* WHAT YOU WILL DO *
Every entry must be repeated exactly. Exclude all pictures.

◇ ◇ ◇

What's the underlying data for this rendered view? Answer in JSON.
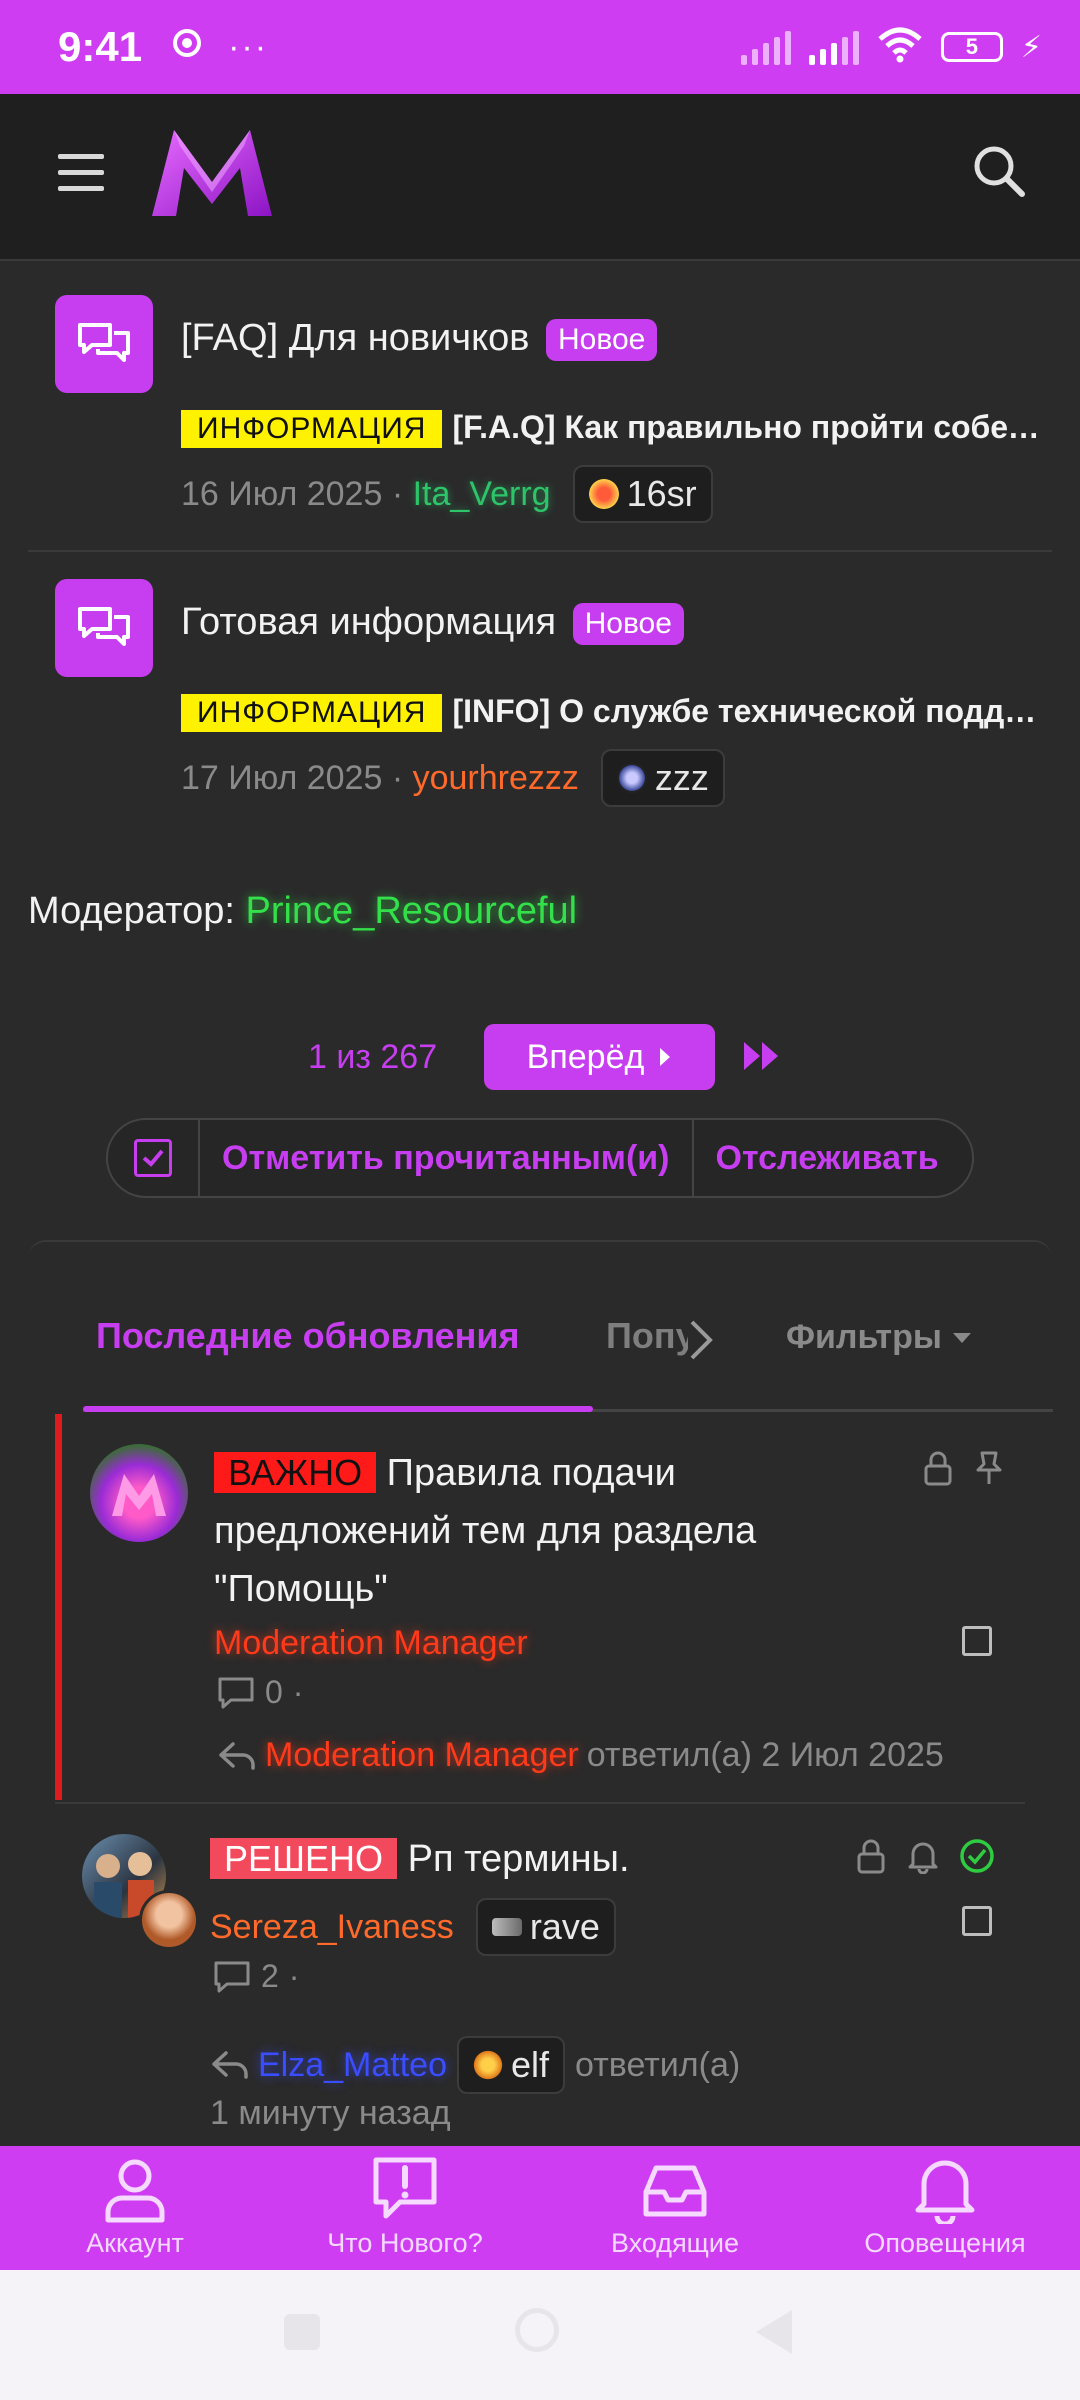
{
  "status_bar": {
    "time": "9:41",
    "dots": "···",
    "battery": "5"
  },
  "nodes": [
    {
      "title": "[FAQ] Для новичков",
      "badge": "Новое",
      "prefix": "ИНФОРМАЦИЯ",
      "last_thread": "[F.A.Q] Как правильно пройти собеседование",
      "date": "16 Июл 2025",
      "user": "Ita_Verrg",
      "user_color": "#2ec46a",
      "chip": "16sr"
    },
    {
      "title": "Готовая информация",
      "badge": "Новое",
      "prefix": "ИНФОРМАЦИЯ",
      "last_thread": "[INFO] О службе технической поддержки",
      "date": "17 Июл 2025",
      "user": "yourhrezzz",
      "user_color": "#ff6a2a",
      "chip": "zzz"
    }
  ],
  "moderator": {
    "label": "Модератор:",
    "name": "Prince_Resourceful"
  },
  "pager": {
    "text": "1 из 267",
    "next": "Вперёд"
  },
  "actions": {
    "mark_read": "Отметить прочитанным(и)",
    "watch": "Отслеживать"
  },
  "tabs": {
    "active": "Последние обновления",
    "popular": "Популярные",
    "filters": "Фильтры"
  },
  "threads": [
    {
      "prefix": "ВАЖНО",
      "title": "Правила подачи предложений тем для раздела \"Помощь\"",
      "author": "Moderation Manager",
      "replies": "0",
      "last_user": "Moderation Manager",
      "last_text": "ответил(а) 2 Июл 2025"
    },
    {
      "prefix": "РЕШЕНО",
      "title": "Рп термины.",
      "author": "Sereza_Ivaness",
      "author_chip": "rave",
      "replies": "2",
      "last_user": "Elza_Matteo",
      "last_chip": "elf",
      "last_text": "ответил(а)",
      "last_time": "1 минуту назад"
    }
  ],
  "bottom_nav": [
    "Аккаунт",
    "Что Нового?",
    "Входящие",
    "Оповещения"
  ],
  "colors": {
    "accent": "#c63ef0",
    "status_bar": "#cf3df2",
    "background": "#2a2a2a"
  }
}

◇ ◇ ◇

* SOLUTION BELOW *
What's the underlying data for this rendered view? Answer in JSON.
{
  "status_bar": {
    "time": "9:41",
    "dots": "···",
    "battery": "5"
  },
  "nodes": [
    {
      "title": "[FAQ] Для новичков",
      "badge": "Новое",
      "prefix": "ИНФОРМАЦИЯ",
      "last_thread": "[F.A.Q] Как правильно пройти собеседование",
      "date": "16 Июл 2025",
      "user": "Ita_Verrg",
      "user_color": "#2ec46a",
      "chip": "16sr"
    },
    {
      "title": "Готовая информация",
      "badge": "Новое",
      "prefix": "ИНФОРМАЦИЯ",
      "last_thread": "[INFO] О службе технической поддержки",
      "date": "17 Июл 2025",
      "user": "yourhrezzz",
      "user_color": "#ff6a2a",
      "chip": "zzz"
    }
  ],
  "moderator": {
    "label": "Модератор:",
    "name": "Prince_Resourceful"
  },
  "pager": {
    "text": "1 из 267",
    "next": "Вперёд"
  },
  "actions": {
    "mark_read": "Отметить прочитанным(и)",
    "watch": "Отслеживать"
  },
  "tabs": {
    "active": "Последние обновления",
    "popular": "Популярные",
    "filters": "Фильтры"
  },
  "threads": [
    {
      "prefix": "ВАЖНО",
      "title": "Правила подачи предложений тем для раздела \"Помощь\"",
      "author": "Moderation Manager",
      "replies": "0",
      "last_user": "Moderation Manager",
      "last_text": "ответил(а) 2 Июл 2025"
    },
    {
      "prefix": "РЕШЕНО",
      "title": "Рп термины.",
      "author": "Sereza_Ivaness",
      "author_chip": "rave",
      "replies": "2",
      "last_user": "Elza_Matteo",
      "last_chip": "elf",
      "last_text": "ответил(а)",
      "last_time": "1 минуту назад"
    }
  ],
  "bottom_nav": [
    "Аккаунт",
    "Что Нового?",
    "Входящие",
    "Оповещения"
  ],
  "colors": {
    "accent": "#c63ef0",
    "status_bar": "#cf3df2",
    "background": "#2a2a2a"
  }
}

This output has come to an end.